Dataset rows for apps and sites
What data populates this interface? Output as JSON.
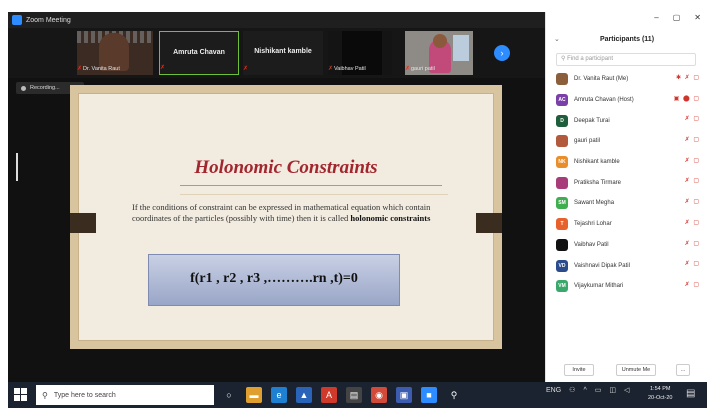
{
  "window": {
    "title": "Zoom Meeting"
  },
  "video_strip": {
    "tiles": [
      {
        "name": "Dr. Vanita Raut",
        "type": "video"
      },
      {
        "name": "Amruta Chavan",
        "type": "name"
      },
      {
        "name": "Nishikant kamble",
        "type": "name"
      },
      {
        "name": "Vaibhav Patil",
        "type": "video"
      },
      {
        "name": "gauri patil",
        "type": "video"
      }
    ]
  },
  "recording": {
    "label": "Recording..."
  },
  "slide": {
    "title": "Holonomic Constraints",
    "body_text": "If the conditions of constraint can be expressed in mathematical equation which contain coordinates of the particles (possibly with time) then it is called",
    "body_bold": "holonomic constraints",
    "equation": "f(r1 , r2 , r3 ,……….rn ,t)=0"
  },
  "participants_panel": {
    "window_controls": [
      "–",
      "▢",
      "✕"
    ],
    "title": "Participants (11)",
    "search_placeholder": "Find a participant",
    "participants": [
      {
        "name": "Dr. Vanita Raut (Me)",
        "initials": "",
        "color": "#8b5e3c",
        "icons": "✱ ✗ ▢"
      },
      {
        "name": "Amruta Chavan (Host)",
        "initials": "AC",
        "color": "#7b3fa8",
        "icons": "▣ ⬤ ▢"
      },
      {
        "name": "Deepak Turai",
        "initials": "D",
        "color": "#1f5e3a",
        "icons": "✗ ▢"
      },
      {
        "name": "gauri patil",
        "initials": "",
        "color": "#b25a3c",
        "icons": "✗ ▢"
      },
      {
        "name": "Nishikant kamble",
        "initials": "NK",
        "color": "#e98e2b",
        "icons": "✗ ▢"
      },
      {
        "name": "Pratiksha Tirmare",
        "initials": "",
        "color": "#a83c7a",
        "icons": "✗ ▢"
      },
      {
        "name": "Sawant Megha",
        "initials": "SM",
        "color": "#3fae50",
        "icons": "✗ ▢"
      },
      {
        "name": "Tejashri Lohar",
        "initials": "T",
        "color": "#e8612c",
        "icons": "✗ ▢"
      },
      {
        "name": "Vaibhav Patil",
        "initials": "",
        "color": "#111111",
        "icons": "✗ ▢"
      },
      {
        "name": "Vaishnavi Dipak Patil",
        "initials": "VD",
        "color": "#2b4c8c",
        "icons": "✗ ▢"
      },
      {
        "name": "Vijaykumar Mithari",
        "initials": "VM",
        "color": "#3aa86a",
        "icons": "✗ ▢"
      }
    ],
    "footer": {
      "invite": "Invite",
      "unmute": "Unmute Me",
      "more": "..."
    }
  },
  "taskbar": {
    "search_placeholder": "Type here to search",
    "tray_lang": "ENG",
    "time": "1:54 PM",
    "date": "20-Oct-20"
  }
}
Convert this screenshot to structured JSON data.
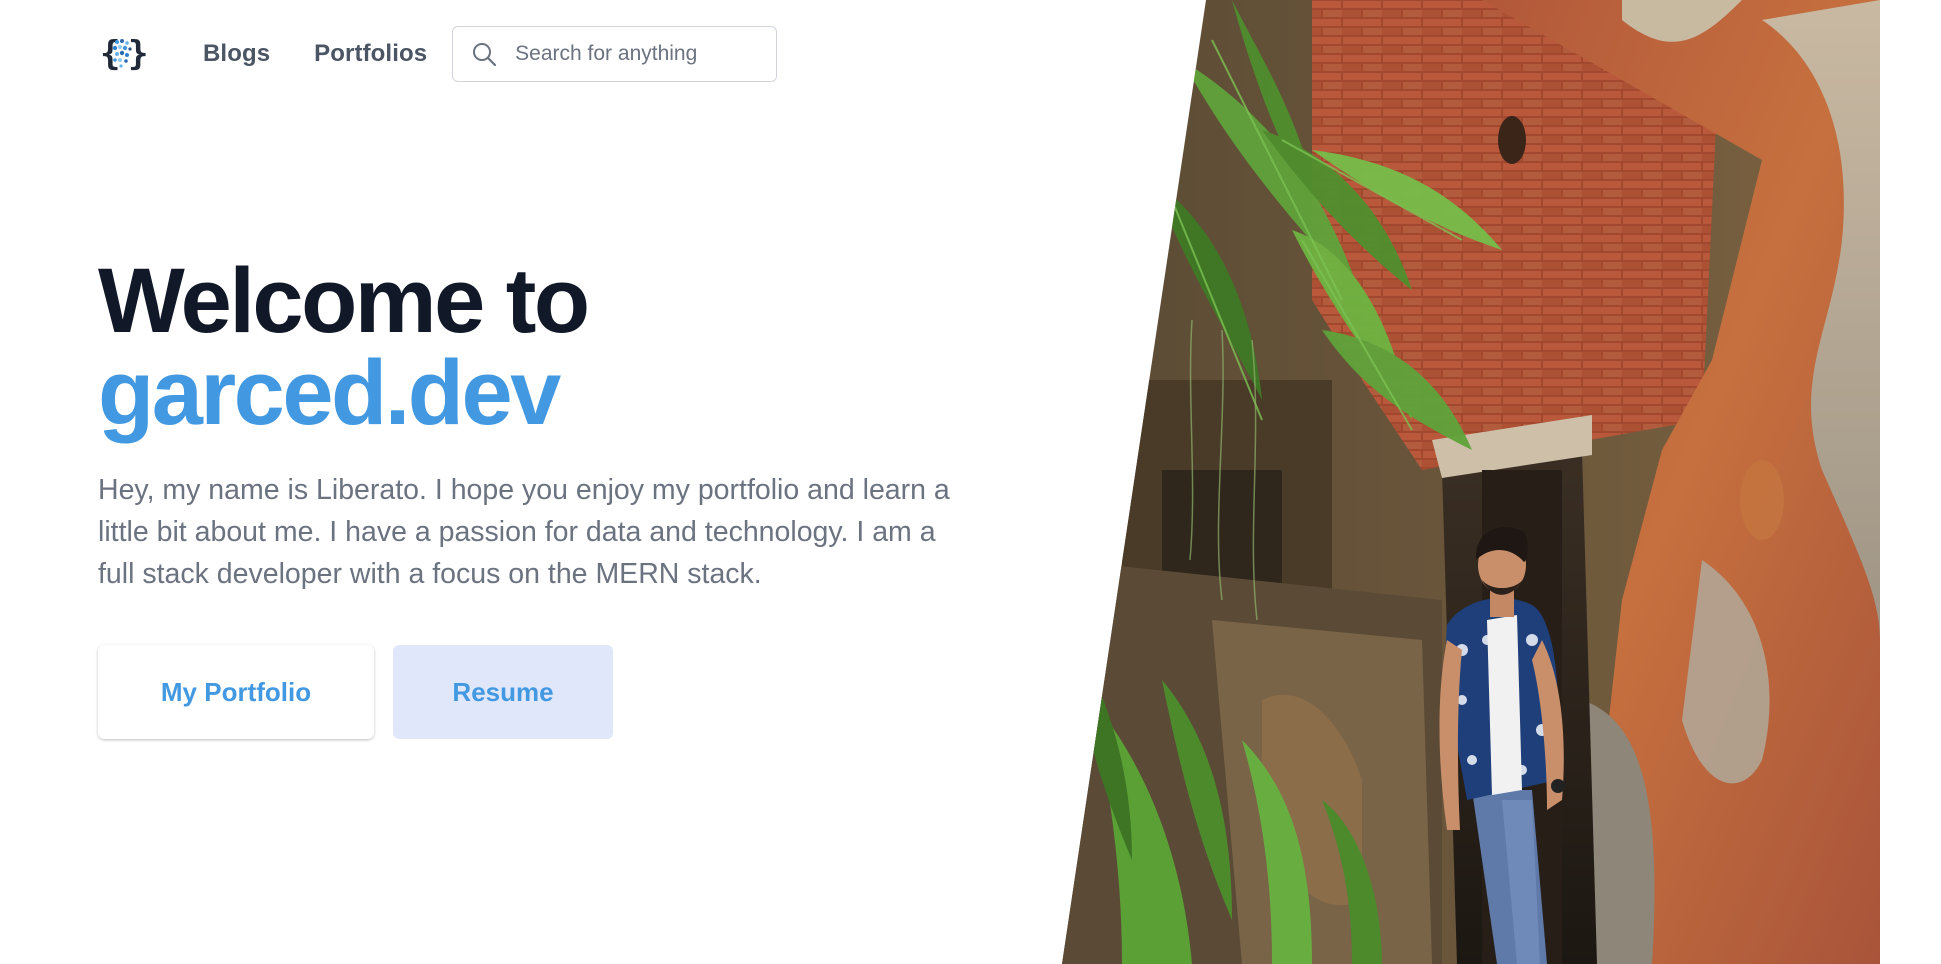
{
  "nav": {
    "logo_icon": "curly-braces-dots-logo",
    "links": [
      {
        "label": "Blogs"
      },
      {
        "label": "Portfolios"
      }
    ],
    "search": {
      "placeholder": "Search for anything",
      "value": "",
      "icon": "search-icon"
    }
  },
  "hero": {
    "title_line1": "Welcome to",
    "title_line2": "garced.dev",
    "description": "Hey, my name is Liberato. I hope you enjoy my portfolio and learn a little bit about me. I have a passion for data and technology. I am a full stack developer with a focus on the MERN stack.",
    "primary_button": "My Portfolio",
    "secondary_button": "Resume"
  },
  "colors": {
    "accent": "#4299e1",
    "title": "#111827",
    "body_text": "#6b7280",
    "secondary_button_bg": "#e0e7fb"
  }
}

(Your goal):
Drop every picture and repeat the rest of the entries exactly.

(Your response):
What data populates this interface? Output as JSON.
{
  "window": {
    "title": "Zoom Meeting"
  },
  "video_strip": {
    "tiles": [
      {
        "name": "Dr. Vanita Raut",
        "type": "video"
      },
      {
        "name": "Amruta Chavan",
        "type": "name"
      },
      {
        "name": "Nishikant kamble",
        "type": "name"
      },
      {
        "name": "Vaibhav Patil",
        "type": "video"
      },
      {
        "name": "gauri patil",
        "type": "video"
      }
    ]
  },
  "recording": {
    "label": "Recording..."
  },
  "slide": {
    "title": "Holonomic Constraints",
    "body_text": "If the conditions of constraint can be expressed in mathematical equation which contain coordinates of the particles (possibly with time) then it is called",
    "body_bold": "holonomic constraints",
    "equation": "f(r1 , r2 , r3 ,……….rn ,t)=0"
  },
  "participants_panel": {
    "window_controls": [
      "–",
      "▢",
      "✕"
    ],
    "title": "Participants (11)",
    "search_placeholder": "Find a participant",
    "participants": [
      {
        "name": "Dr. Vanita Raut (Me)",
        "initials": "",
        "color": "#8b5e3c",
        "icons": "✱ ✗ ▢"
      },
      {
        "name": "Amruta Chavan (Host)",
        "initials": "AC",
        "color": "#7b3fa8",
        "icons": "▣ ⬤ ▢"
      },
      {
        "name": "Deepak Turai",
        "initials": "D",
        "color": "#1f5e3a",
        "icons": "✗ ▢"
      },
      {
        "name": "gauri patil",
        "initials": "",
        "color": "#b25a3c",
        "icons": "✗ ▢"
      },
      {
        "name": "Nishikant kamble",
        "initials": "NK",
        "color": "#e98e2b",
        "icons": "✗ ▢"
      },
      {
        "name": "Pratiksha Tirmare",
        "initials": "",
        "color": "#a83c7a",
        "icons": "✗ ▢"
      },
      {
        "name": "Sawant Megha",
        "initials": "SM",
        "color": "#3fae50",
        "icons": "✗ ▢"
      },
      {
        "name": "Tejashri Lohar",
        "initials": "T",
        "color": "#e8612c",
        "icons": "✗ ▢"
      },
      {
        "name": "Vaibhav Patil",
        "initials": "",
        "color": "#111111",
        "icons": "✗ ▢"
      },
      {
        "name": "Vaishnavi Dipak Patil",
        "initials": "VD",
        "color": "#2b4c8c",
        "icons": "✗ ▢"
      },
      {
        "name": "Vijaykumar Mithari",
        "initials": "VM",
        "color": "#3aa86a",
        "icons": "✗ ▢"
      }
    ],
    "footer": {
      "invite": "Invite",
      "unmute": "Unmute Me",
      "more": "..."
    }
  },
  "taskbar": {
    "search_placeholder": "Type here to search",
    "tray_lang": "ENG",
    "time": "1:54 PM",
    "date": "20-Oct-20"
  }
}
Convert this screenshot to structured JSON data.
{
  "nav": {
    "logo_icon": "curly-braces-dots-logo",
    "links": [
      {
        "label": "Blogs"
      },
      {
        "label": "Portfolios"
      }
    ],
    "search": {
      "placeholder": "Search for anything",
      "value": "",
      "icon": "search-icon"
    }
  },
  "hero": {
    "title_line1": "Welcome to",
    "title_line2": "garced.dev",
    "description": "Hey, my name is Liberato. I hope you enjoy my portfolio and learn a little bit about me. I have a passion for data and technology. I am a full stack developer with a focus on the MERN stack.",
    "primary_button": "My Portfolio",
    "secondary_button": "Resume"
  },
  "colors": {
    "accent": "#4299e1",
    "title": "#111827",
    "body_text": "#6b7280",
    "secondary_button_bg": "#e0e7fb"
  }
}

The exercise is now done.